Members of our NewStories Team have years of experience in designing and facilitating multi-stakeholder engagements. Some of the stories we like to share come from the work of Susan Virnig and Simone Poutnik.
Susan worked for several years with the Colville National Forest in Eastern Washington where a new plan was created which addressed the needs of lumbermen, wilderness advocates, bike-riders, horse people, backpackers and everyone else who used the forest. Over many months, small group dialogs discovered a critical underlying principle: there is enough forest for all of us. That principle was the foundation for a multi-year multi-stakeholder process that created a new plan that just about everyone could support. The process was built around dialog in cross-sector groups where month after month people grappled with different aspects of the plan weaving from small groups to the whole stakeholder community. One of the sweet, memorable statements from the final session was when the Mayor of a small timber community looked across the table at the Sierra Club representative she had been talking with for almost two years. “When we started andI saw we were going to be in a group together, I just wanted to go to my truck and get my gun and shoot you. Now, while I will never have the same passion for wilderness that you do, I am beginning to understand your passion and I know we can work together.”
In Northern Kenya a severe drought had led to tribal communities depending on charity. Caritas Austria invited several stakeholders to explore ways for communities to become self-reliant and sustainable. They hired Simone to design the engagement process. It took several months and included a field trip to the various tribal communities to gather the wisdom and insights from tribal community members about past, present and future resilience practices. The second phase was a four-day knowledge conference. The purpose of this conference was to share knowledge and discuss feasible alternative practices for the future of pastoralists’ livelihood creation. Over four days a group of 45 stakeholders including members of rivaling tribal communities, researchers, local and international NGOs, donor agencies and government representatives engaged in story telling and solution finding activities. Outcomes included several actionable entrepreneurial ideas for community members and relationships with potential traders of goods they would produce. The conference also kicked off a series of capacity building workshops for local non-profits and a local network of organizations for building community resilience.
In 2015 Simone supported the Government of Tanzania’s Ministry of Education in a seven-week project to develop a national implementation plan for practical skills development across six economic growth sectors in Tanzania. The project was run in collaboration with the Ministry of Labor and Employment and the World Bank. Simone was the project manager and led a team of 20+ international and local colleagues that facilitated 170 participants from different government divisions, training institutions, business, non-profit and youth organizations during two co-creation workshops of three days and three weeks. The workshops resulted in a widely supported national strategy and implementation plan for skills development, fostered better relationships among stakeholders and ensured the plan also had an implementation process to carry it through, especially given upcoming elections in Tanzania. A year later the plan had been approved by the new government and moved towards the implementation stage.

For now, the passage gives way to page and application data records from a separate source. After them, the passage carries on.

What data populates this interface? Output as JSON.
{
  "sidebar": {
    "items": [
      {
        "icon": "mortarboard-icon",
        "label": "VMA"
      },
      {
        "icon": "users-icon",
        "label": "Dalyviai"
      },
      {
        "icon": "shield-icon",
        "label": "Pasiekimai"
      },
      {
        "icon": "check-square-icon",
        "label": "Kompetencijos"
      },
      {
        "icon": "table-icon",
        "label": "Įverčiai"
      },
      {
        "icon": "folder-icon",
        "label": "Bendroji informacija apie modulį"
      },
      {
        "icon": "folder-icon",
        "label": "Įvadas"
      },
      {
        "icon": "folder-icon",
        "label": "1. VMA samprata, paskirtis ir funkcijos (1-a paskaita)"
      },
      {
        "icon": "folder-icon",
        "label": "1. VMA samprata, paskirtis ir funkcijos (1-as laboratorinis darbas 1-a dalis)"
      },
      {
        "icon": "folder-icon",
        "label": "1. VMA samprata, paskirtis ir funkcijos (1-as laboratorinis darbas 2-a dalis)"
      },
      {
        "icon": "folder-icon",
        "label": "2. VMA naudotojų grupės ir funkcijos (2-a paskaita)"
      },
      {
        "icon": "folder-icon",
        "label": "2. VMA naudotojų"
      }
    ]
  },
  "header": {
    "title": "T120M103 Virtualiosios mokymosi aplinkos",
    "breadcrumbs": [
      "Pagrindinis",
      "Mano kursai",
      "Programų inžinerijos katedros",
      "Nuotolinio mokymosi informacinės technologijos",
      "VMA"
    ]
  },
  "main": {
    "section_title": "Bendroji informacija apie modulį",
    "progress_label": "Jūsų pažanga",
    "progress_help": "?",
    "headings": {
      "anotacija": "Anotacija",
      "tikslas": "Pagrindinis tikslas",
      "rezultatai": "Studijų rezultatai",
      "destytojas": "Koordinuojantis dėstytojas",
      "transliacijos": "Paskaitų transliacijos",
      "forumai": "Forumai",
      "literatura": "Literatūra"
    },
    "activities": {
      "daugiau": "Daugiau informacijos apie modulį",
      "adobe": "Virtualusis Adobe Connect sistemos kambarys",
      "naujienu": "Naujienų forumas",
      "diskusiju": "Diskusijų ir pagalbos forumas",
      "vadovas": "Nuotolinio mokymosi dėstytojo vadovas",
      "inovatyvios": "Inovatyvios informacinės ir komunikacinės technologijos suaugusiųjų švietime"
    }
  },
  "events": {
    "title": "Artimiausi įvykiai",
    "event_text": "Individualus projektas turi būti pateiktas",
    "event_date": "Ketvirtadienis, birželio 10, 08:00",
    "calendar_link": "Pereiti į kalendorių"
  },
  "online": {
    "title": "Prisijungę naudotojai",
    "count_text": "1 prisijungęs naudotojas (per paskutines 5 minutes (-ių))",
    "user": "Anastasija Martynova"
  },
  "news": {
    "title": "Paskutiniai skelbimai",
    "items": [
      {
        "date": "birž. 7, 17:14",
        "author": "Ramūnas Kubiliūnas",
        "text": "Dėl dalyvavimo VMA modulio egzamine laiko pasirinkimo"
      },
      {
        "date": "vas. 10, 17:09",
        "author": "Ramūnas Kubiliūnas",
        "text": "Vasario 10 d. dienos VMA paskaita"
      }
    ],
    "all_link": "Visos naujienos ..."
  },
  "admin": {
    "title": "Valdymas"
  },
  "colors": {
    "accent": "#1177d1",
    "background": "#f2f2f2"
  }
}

When we create a space of respect, curiosity, and generosity and bring different ideas and perspectives forward, creativity blossoms in the middle.

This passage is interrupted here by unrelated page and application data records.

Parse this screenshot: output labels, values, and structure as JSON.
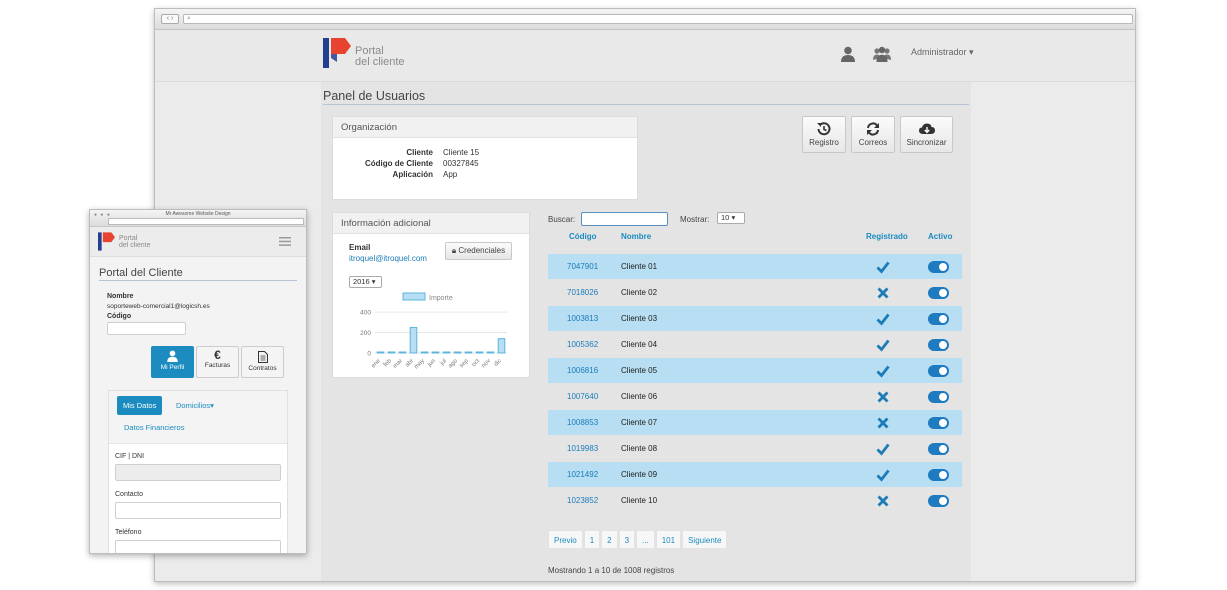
{
  "desktop": {
    "header": {
      "logo_line1": "Portal",
      "logo_line2": "del cliente",
      "user_menu": "Administrador"
    },
    "page_title": "Panel de Usuarios",
    "organizacion": {
      "title": "Organización",
      "rows": [
        {
          "label": "Cliente",
          "value": "Cliente 15"
        },
        {
          "label": "Código de Cliente",
          "value": "00327845"
        },
        {
          "label": "Aplicación",
          "value": "App"
        }
      ]
    },
    "toolbar": {
      "registro": "Registro",
      "correos": "Correos",
      "sincronizar": "Sincronizar"
    },
    "info": {
      "title": "Información adicional",
      "email_label": "Email",
      "email_value": "itroquel@itroquel.com",
      "credenciales": "Credenciales",
      "year": "2016"
    },
    "chart_data": {
      "type": "bar",
      "legend": "Importe",
      "categories": [
        "ene",
        "feb",
        "mar",
        "abr",
        "may",
        "jun",
        "jul",
        "ago",
        "sep",
        "oct",
        "nov",
        "dic"
      ],
      "values": [
        0,
        0,
        0,
        250,
        0,
        0,
        0,
        0,
        0,
        0,
        0,
        140
      ],
      "yticks": [
        "400",
        "200",
        "0"
      ],
      "ylim": [
        0,
        450
      ]
    },
    "table": {
      "search_label": "Buscar:",
      "show_label": "Mostrar:",
      "show_value": "10",
      "headers": {
        "codigo": "Código",
        "nombre": "Nombre",
        "registrado": "Registrado",
        "activo": "Activo"
      },
      "rows": [
        {
          "code": "7047901",
          "name": "Cliente 01",
          "registered": true
        },
        {
          "code": "7018026",
          "name": "Cliente 02",
          "registered": false
        },
        {
          "code": "1003813",
          "name": "Cliente 03",
          "registered": true
        },
        {
          "code": "1005362",
          "name": "Cliente 04",
          "registered": true
        },
        {
          "code": "1006816",
          "name": "Cliente 05",
          "registered": true
        },
        {
          "code": "1007640",
          "name": "Cliente 06",
          "registered": false
        },
        {
          "code": "1008853",
          "name": "Cliente 07",
          "registered": false
        },
        {
          "code": "1019983",
          "name": "Cliente 08",
          "registered": true
        },
        {
          "code": "1021492",
          "name": "Cliente 09",
          "registered": true
        },
        {
          "code": "1023852",
          "name": "Cliente 10",
          "registered": false
        }
      ],
      "pagination": [
        "Previo",
        "1",
        "2",
        "3",
        "...",
        "101",
        "Siguiente"
      ],
      "showing": "Mostrando 1 a 10 de 1008 registros"
    }
  },
  "mobile": {
    "window_title": "Mr Awesome Website Design",
    "logo_line1": "Portal",
    "logo_line2": "del cliente",
    "page_title": "Portal del Cliente",
    "nombre_label": "Nombre",
    "nombre_value": "soporteweb-comercial1@logicsh.es",
    "codigo_label": "Código",
    "buttons": {
      "perfil": "Mi Perfil",
      "facturas": "Facturas",
      "contratos": "Contratos"
    },
    "tabs": {
      "mis_datos": "Mis Datos",
      "domicilios": "Domicilios",
      "financieros": "Datos Financieros"
    },
    "fields": {
      "cif": "CIF | DNI",
      "contacto": "Contacto",
      "telefono": "Teléfono"
    }
  },
  "colors": {
    "accent": "#1b8bc0",
    "row_highlight": "#b7def2",
    "toggle": "#1e7bc0",
    "logo_red": "#e8432e",
    "logo_blue": "#233f8f"
  }
}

Contact us and we will explore how a team from NewStories might be able to help you!